**Exercise aim:**
Scan the material below for the word "this", then copy every line in which it appears.

**Exercise data:**
____________

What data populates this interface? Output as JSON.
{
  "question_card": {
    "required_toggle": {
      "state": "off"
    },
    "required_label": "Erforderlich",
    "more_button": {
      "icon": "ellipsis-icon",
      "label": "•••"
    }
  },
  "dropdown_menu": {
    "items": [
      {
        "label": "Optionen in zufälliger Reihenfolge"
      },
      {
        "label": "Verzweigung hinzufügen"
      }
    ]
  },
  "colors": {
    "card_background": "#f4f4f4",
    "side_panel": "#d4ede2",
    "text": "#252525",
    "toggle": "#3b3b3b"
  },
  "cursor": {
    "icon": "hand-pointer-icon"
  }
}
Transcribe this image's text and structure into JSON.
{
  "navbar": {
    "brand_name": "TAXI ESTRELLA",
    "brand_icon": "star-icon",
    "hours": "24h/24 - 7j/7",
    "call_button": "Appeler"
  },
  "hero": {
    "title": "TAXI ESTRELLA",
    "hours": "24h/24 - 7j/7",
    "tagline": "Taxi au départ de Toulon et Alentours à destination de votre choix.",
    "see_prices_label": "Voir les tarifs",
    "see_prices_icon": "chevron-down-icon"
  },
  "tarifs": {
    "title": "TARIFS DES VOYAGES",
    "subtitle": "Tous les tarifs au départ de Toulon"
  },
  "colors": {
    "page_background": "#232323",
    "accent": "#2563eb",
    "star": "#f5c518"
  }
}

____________

**Written reply:**
What data populates this interface? Output as JSON.
Transcribe this image's text and structure into JSON.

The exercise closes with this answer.